## INSTRUCTIONS TO FOLLOW
Write out the records in full and without alteration, setting aside their pictures.

## TASK INPUTS
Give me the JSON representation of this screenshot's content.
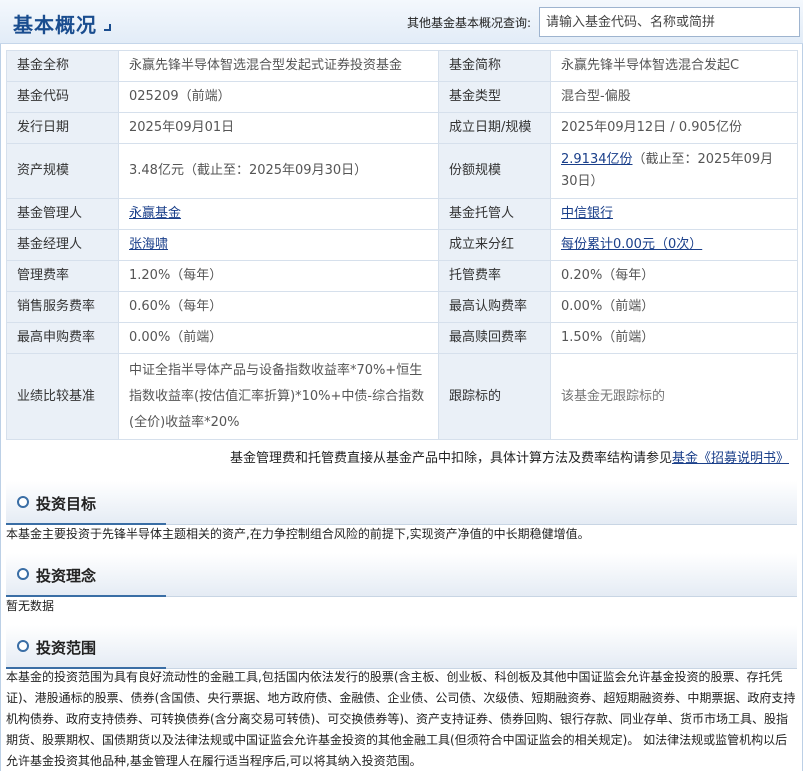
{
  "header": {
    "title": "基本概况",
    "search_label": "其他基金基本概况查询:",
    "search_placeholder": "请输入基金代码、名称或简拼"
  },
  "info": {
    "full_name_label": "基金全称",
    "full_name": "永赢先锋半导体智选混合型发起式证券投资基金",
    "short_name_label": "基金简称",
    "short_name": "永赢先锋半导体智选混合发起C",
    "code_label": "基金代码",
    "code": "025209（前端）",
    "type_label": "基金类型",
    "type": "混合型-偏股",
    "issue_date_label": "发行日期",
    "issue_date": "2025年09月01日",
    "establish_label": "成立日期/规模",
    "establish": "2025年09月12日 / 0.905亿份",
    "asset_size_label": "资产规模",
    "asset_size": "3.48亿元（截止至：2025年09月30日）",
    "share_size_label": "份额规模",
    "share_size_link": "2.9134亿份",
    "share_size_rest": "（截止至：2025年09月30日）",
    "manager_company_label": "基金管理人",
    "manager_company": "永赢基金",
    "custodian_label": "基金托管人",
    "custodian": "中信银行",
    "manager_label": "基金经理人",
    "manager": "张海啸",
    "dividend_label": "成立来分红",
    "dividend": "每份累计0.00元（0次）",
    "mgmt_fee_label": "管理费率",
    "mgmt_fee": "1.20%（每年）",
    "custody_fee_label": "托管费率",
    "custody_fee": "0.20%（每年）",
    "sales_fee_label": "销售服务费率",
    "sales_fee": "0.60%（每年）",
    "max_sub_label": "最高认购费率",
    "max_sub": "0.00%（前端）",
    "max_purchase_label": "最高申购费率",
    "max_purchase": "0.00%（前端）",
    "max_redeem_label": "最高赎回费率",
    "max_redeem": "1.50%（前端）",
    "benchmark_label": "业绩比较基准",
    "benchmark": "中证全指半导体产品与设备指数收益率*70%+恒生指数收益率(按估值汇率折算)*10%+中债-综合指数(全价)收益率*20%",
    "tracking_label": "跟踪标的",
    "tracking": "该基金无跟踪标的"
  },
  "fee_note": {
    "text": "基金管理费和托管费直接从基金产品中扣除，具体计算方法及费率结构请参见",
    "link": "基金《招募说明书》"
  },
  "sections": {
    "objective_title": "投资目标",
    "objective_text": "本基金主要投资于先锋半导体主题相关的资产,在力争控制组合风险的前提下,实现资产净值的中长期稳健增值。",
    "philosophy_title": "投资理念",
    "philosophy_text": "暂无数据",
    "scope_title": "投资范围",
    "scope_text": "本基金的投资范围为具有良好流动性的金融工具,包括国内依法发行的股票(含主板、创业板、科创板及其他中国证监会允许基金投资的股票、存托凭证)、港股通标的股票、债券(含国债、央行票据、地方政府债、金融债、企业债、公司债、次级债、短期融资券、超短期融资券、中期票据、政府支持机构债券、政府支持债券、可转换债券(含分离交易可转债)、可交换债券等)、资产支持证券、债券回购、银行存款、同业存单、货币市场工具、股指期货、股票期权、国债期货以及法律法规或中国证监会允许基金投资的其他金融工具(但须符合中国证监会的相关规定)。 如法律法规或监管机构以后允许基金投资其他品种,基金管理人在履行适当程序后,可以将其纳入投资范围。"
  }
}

## WORKED SOLUTION
Give me the JSON representation of this screenshot's content.
{
  "header": {
    "title": "基本概况",
    "search_label": "其他基金基本概况查询:",
    "search_placeholder": "请输入基金代码、名称或简拼"
  },
  "info": {
    "full_name_label": "基金全称",
    "full_name": "永赢先锋半导体智选混合型发起式证券投资基金",
    "short_name_label": "基金简称",
    "short_name": "永赢先锋半导体智选混合发起C",
    "code_label": "基金代码",
    "code": "025209（前端）",
    "type_label": "基金类型",
    "type": "混合型-偏股",
    "issue_date_label": "发行日期",
    "issue_date": "2025年09月01日",
    "establish_label": "成立日期/规模",
    "establish": "2025年09月12日 / 0.905亿份",
    "asset_size_label": "资产规模",
    "asset_size": "3.48亿元（截止至：2025年09月30日）",
    "share_size_label": "份额规模",
    "share_size_link": "2.9134亿份",
    "share_size_rest": "（截止至：2025年09月30日）",
    "manager_company_label": "基金管理人",
    "manager_company": "永赢基金",
    "custodian_label": "基金托管人",
    "custodian": "中信银行",
    "manager_label": "基金经理人",
    "manager": "张海啸",
    "dividend_label": "成立来分红",
    "dividend": "每份累计0.00元（0次）",
    "mgmt_fee_label": "管理费率",
    "mgmt_fee": "1.20%（每年）",
    "custody_fee_label": "托管费率",
    "custody_fee": "0.20%（每年）",
    "sales_fee_label": "销售服务费率",
    "sales_fee": "0.60%（每年）",
    "max_sub_label": "最高认购费率",
    "max_sub": "0.00%（前端）",
    "max_purchase_label": "最高申购费率",
    "max_purchase": "0.00%（前端）",
    "max_redeem_label": "最高赎回费率",
    "max_redeem": "1.50%（前端）",
    "benchmark_label": "业绩比较基准",
    "benchmark": "中证全指半导体产品与设备指数收益率*70%+恒生指数收益率(按估值汇率折算)*10%+中债-综合指数(全价)收益率*20%",
    "tracking_label": "跟踪标的",
    "tracking": "该基金无跟踪标的"
  },
  "fee_note": {
    "text": "基金管理费和托管费直接从基金产品中扣除，具体计算方法及费率结构请参见",
    "link": "基金《招募说明书》"
  },
  "sections": {
    "objective_title": "投资目标",
    "objective_text": "本基金主要投资于先锋半导体主题相关的资产,在力争控制组合风险的前提下,实现资产净值的中长期稳健增值。",
    "philosophy_title": "投资理念",
    "philosophy_text": "暂无数据",
    "scope_title": "投资范围",
    "scope_text": "本基金的投资范围为具有良好流动性的金融工具,包括国内依法发行的股票(含主板、创业板、科创板及其他中国证监会允许基金投资的股票、存托凭证)、港股通标的股票、债券(含国债、央行票据、地方政府债、金融债、企业债、公司债、次级债、短期融资券、超短期融资券、中期票据、政府支持机构债券、政府支持债券、可转换债券(含分离交易可转债)、可交换债券等)、资产支持证券、债券回购、银行存款、同业存单、货币市场工具、股指期货、股票期权、国债期货以及法律法规或中国证监会允许基金投资的其他金融工具(但须符合中国证监会的相关规定)。 如法律法规或监管机构以后允许基金投资其他品种,基金管理人在履行适当程序后,可以将其纳入投资范围。"
  }
}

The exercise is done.